Rev. Virgilio P. Elizondo, the University of Notre Dame Professor of Pastoral and Hispanic Theology, died Monday (March 14). He was 80 years old.
A member of the Notre Dame faculty since 2000, Father Elizondo was a native of San Antonio, Texas, where his Mexican immigrant parents owned a grocery store and where he himself spent many years as the pastor of San Fernando Cathedral. The Sunday Spanish Mass at which he presided was televised and carried via satellite from San Fernando Cathedral to more than 1 million households.
University of Notre Dame psychologist Darcia Narvaez has been named a fellow of the American Educational Research Association, an honor bestowed on academics with notable and sustained research achievements.
Narvaez, a professor of psychology in the College of Arts and Letters, is one of 22 scholars who will be inducted as fellows at the AERA’s annual meeting in Washington, D.C., on April 9.
Journalists and political pundits have repeatedly stressed that the 2016 U.S. presidential campaign is like nothing they’ve ever seen. Robert Schmuhl, Walter H. Annenberg-Edmund P. Joyce Professor of American Studies and Journalism at the University of Notre Dame, believes that the campaign may indicate that American politics has reached a breaking point.
The Harvard professor will discuss the growing “opportunity gap” faced by today’s youth amid the backdrop of an ever-growing income divide in an upcoming lecture.

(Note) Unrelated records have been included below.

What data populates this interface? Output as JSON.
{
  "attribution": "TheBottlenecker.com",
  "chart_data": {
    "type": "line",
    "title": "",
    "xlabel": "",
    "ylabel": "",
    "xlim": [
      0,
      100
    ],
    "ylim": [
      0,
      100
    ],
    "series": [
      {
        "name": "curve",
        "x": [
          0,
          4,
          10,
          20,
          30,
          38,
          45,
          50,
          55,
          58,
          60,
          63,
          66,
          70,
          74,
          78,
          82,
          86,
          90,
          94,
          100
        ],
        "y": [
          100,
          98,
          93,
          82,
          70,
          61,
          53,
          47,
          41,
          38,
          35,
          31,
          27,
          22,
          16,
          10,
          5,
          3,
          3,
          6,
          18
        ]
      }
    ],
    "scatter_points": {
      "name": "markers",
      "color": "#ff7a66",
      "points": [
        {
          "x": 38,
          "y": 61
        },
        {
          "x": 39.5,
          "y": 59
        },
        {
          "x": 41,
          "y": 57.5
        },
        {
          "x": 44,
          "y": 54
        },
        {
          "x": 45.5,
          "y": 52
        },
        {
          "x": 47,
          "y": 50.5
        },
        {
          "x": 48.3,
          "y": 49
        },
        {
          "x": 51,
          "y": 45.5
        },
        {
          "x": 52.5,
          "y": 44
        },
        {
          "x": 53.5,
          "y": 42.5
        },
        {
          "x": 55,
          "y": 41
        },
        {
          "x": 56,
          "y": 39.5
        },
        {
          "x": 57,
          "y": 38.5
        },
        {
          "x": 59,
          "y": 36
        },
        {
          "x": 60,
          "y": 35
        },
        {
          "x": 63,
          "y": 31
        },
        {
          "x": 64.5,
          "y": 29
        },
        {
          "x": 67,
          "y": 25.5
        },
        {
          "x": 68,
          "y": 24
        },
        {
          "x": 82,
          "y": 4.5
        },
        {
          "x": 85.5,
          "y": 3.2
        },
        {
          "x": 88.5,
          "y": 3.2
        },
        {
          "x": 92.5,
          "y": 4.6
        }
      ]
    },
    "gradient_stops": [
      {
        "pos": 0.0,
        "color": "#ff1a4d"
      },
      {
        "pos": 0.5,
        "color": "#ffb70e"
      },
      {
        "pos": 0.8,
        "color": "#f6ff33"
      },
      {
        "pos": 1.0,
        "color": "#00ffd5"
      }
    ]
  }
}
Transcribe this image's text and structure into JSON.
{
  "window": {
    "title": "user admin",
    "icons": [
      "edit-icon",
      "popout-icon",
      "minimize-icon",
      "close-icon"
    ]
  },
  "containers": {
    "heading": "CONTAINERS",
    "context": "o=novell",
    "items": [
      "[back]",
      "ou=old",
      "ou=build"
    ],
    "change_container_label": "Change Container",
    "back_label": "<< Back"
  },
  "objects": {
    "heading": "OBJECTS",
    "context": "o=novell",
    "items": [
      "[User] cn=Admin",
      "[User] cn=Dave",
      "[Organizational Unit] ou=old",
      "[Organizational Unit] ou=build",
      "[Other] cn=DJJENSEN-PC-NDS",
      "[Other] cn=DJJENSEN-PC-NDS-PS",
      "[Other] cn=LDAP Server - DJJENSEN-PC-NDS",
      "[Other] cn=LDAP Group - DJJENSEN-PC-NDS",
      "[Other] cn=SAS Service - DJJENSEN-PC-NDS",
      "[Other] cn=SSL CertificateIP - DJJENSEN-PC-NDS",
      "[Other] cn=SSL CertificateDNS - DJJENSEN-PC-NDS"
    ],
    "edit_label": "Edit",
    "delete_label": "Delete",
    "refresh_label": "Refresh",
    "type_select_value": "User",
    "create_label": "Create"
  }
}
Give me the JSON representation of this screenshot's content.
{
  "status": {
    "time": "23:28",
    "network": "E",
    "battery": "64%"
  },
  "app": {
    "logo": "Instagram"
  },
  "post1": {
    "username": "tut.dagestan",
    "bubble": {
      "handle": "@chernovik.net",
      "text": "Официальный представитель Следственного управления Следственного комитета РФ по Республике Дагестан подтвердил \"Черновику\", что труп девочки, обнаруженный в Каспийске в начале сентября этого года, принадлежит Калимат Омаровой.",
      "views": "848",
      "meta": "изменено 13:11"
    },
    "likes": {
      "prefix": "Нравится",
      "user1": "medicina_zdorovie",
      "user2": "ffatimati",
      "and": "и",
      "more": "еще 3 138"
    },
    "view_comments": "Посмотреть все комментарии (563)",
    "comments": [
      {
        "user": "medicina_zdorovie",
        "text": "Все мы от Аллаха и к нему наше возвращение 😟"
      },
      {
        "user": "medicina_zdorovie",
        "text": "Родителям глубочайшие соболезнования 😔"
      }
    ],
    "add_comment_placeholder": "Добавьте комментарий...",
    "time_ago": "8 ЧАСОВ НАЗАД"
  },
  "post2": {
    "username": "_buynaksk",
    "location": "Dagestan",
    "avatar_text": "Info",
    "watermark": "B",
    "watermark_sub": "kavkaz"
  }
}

A dozen Notre Dame faculty members and community partners from South Bend went to Tucson, Arizona, to hear migrants’ stories during a four-day Mexican Border Immersion seminar in early January. The faculty and student groups participated in activities ranging from talks with community activists to hikes through the desert with humanitarians who deliver water, and from witnessing border violation court procedures to visiting the morgue that attempts to identify migrant bodies recovered from the desert. The students also heard from the other side, meeting with Border Patrol agents and ranchers in the area.
Colorectal cancer, one of the most commonly diagnosed cancers in the United States, is not a commonly discussed disease. Often symptomless in early stages, the cancer is more difficult to treat as it progresses, requiring chemotherapy in later stages. Researchers at the University of Notre Dame are working on a way to identify patients who would benefit from chemotherapy before the cancer progresses.
In a speech Friday (March 11) at the American Chamber of Commerce in São Paulo, Brazil, University of Notre Dame President Rev. John I. Jenkins, C.S.C., discussed the importance of Catholic education in an era of corruption and injustice, the University’s vision for growth in the country and its research related to the Zika virus.
David Richter is among the 47 engineers and scientists who will be awarded grants as part of the 2016 Young Investigator Program of the Office of Naval Research.
Nine University of Notre Dame graduate students will compete for prize money and a bid to the regional championships during the Three Minute Thesis competition on Wednesday (March 16). Known as 3MT, the competition features graduate students across all disciplines explaining their research in clear and succinct language appropriate for an audience of specialists and non-specialists alike, all within three minutes.
3MT competitors address a live audience and panel of judges with a single static slide accompanying their presentations. The students are vying for monetary prizes, and the Notre Dame winner will claim a spot in the Midwestern Association of Graduate Schools 3MT regional competition in Chicago on April 8.
ACE’s Read to Learn Initiative is part of a $33M USAID-funded project in Haiti.